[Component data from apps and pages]
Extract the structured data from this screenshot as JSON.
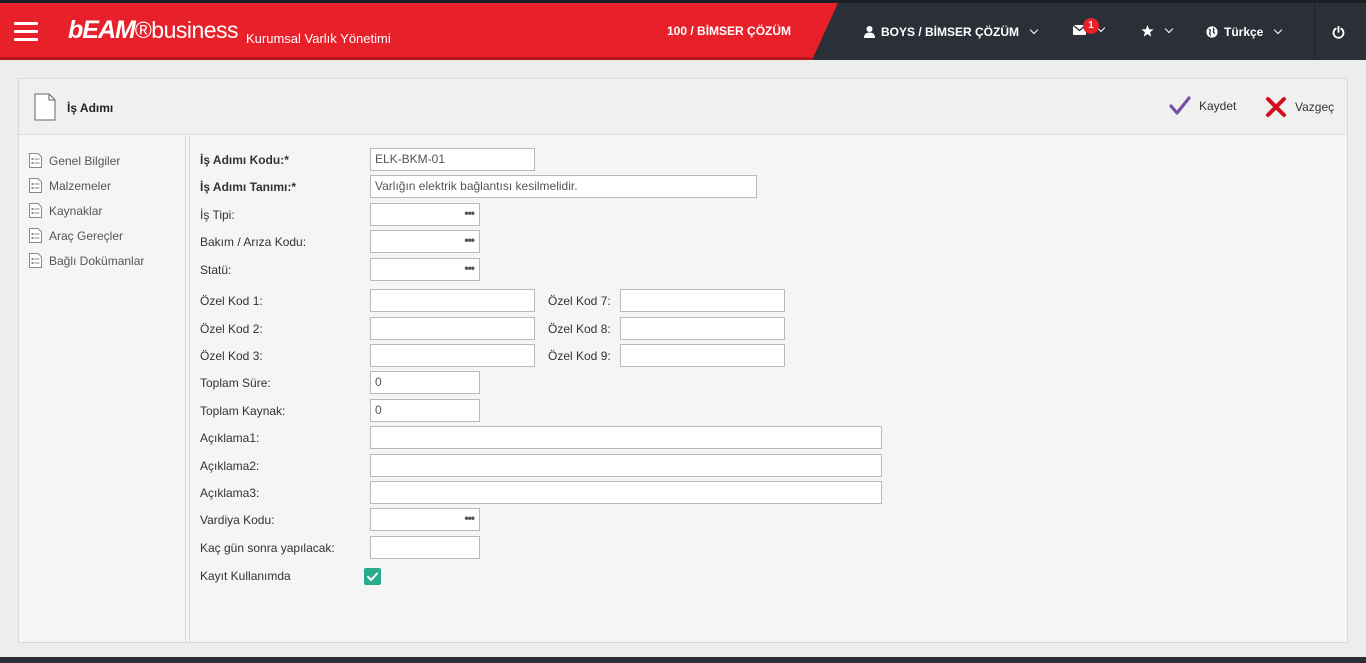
{
  "header": {
    "logo_bold": "bEAM",
    "logo_reg": "®business",
    "subtitle": "Kurumsal Varlık Yönetimi",
    "company": "100 / BİMSER ÇÖZÜM",
    "user": "BOYS / BİMSER ÇÖZÜM",
    "mail_count": "1",
    "language": "Türkçe",
    "icons": [
      "hamburger-icon",
      "user-icon",
      "mail-icon",
      "star-icon",
      "globe-icon",
      "power-icon"
    ]
  },
  "panel": {
    "title": "İş Adımı",
    "save_label": "Kaydet",
    "cancel_label": "Vazgeç"
  },
  "sidebar": {
    "items": [
      {
        "label": "Genel Bilgiler"
      },
      {
        "label": "Malzemeler"
      },
      {
        "label": "Kaynaklar"
      },
      {
        "label": "Araç Gereçler"
      },
      {
        "label": "Bağlı Dokümanlar"
      }
    ]
  },
  "form": {
    "code_label": "İş Adımı Kodu:*",
    "code_value": "ELK-BKM-01",
    "desc_label": "İş Adımı Tanımı:*",
    "desc_value": "Varlığın elektrik bağlantısı kesilmelidir.",
    "type_label": "İş Tipi:",
    "fault_label": "Bakım / Arıza Kodu:",
    "status_label": "Statü:",
    "special1": "Özel Kod 1:",
    "special2": "Özel Kod 2:",
    "special3": "Özel Kod 3:",
    "special7": "Özel Kod 7:",
    "special8": "Özel Kod 8:",
    "special9": "Özel Kod 9:",
    "total_time_label": "Toplam Süre:",
    "total_time_value": "0",
    "total_res_label": "Toplam Kaynak:",
    "total_res_value": "0",
    "note1_label": "Açıklama1:",
    "note2_label": "Açıklama2:",
    "note3_label": "Açıklama3:",
    "shift_label": "Vardiya Kodu:",
    "days_label": "Kaç gün sonra yapılacak:",
    "in_use_label": "Kayıt Kullanımda",
    "in_use_checked": true,
    "lookup_dots": "•••"
  },
  "colors": {
    "brand_red": "#e8202a",
    "dark_nav": "#2b3038",
    "save_check": "#7b4fa8",
    "cancel_x": "#d01020",
    "checkbox": "#2bab8e"
  }
}
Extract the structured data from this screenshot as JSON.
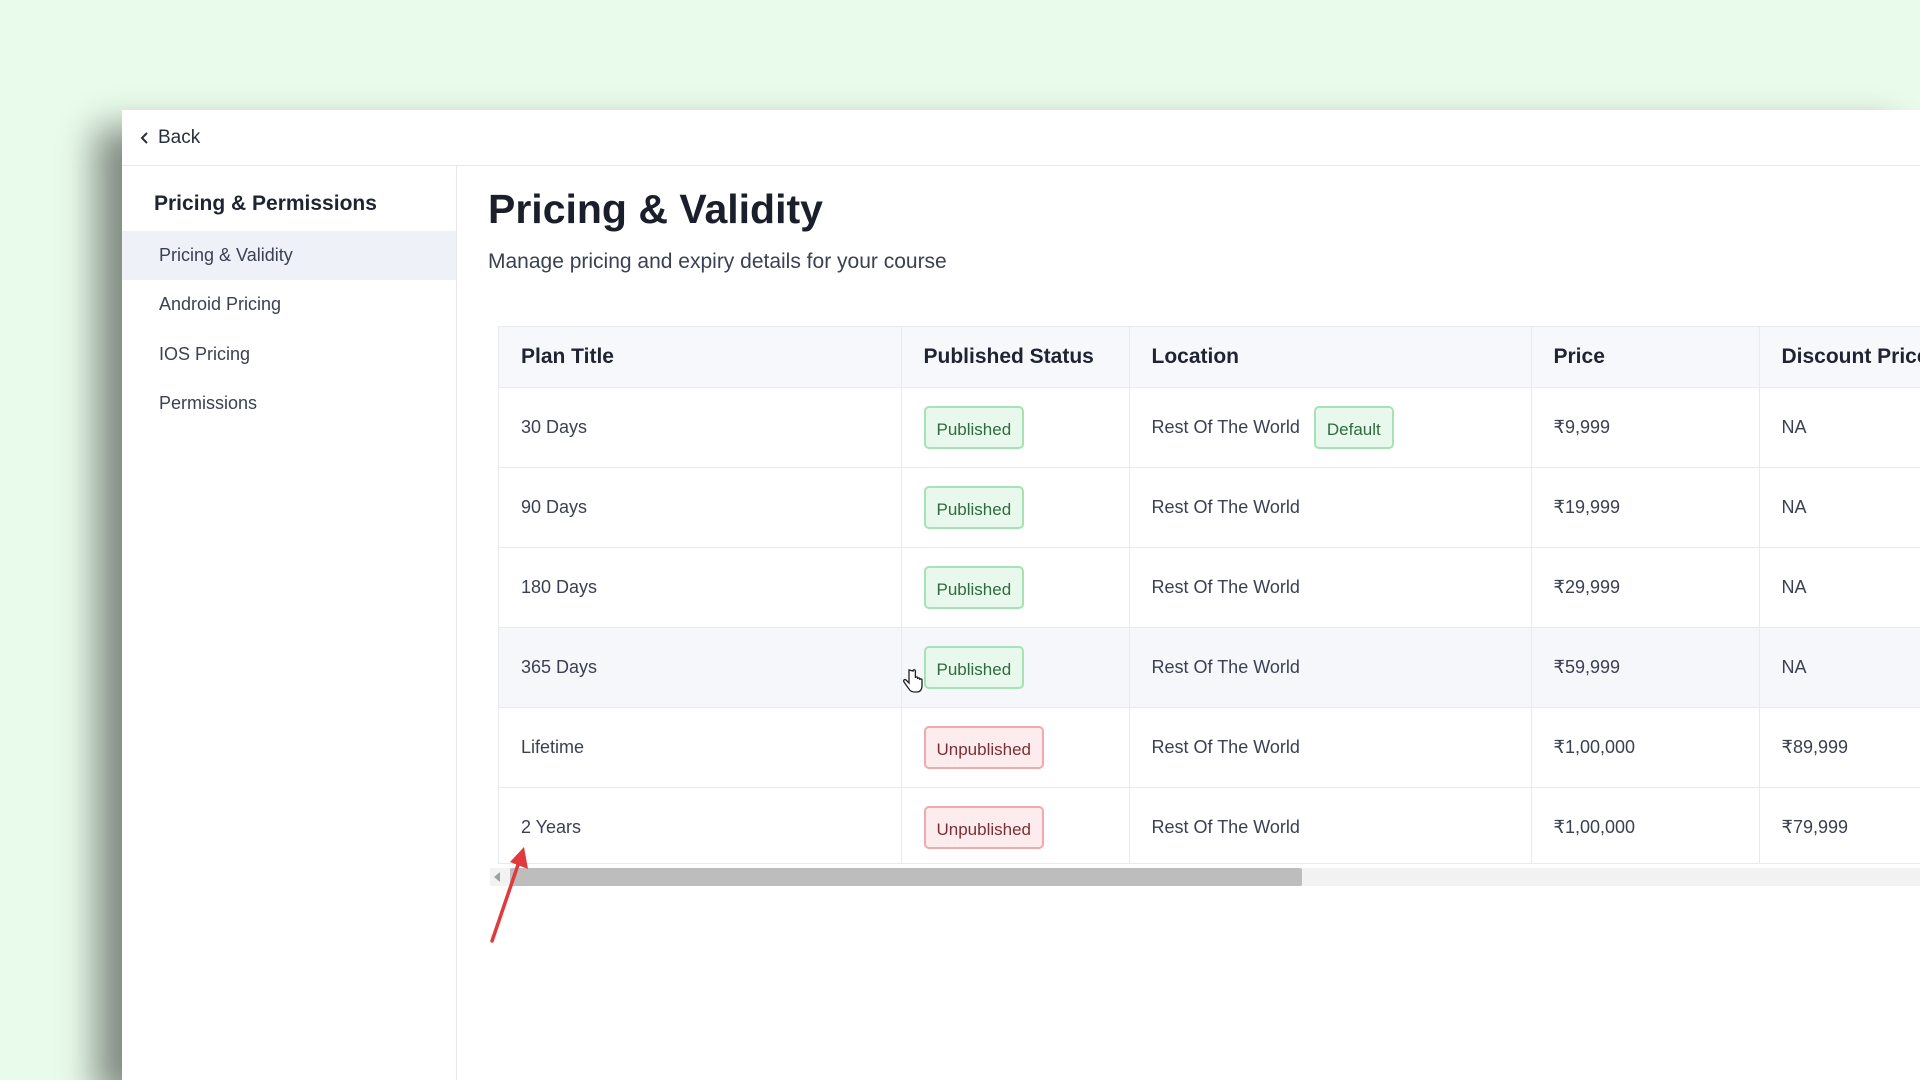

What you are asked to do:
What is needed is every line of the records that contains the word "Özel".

Task output:
    "special1": "Özel Kod 1:",
    "special2": "Özel Kod 2:",
    "special3": "Özel Kod 3:",
    "special7": "Özel Kod 7:",
    "special8": "Özel Kod 8:",
    "special9": "Özel Kod 9:",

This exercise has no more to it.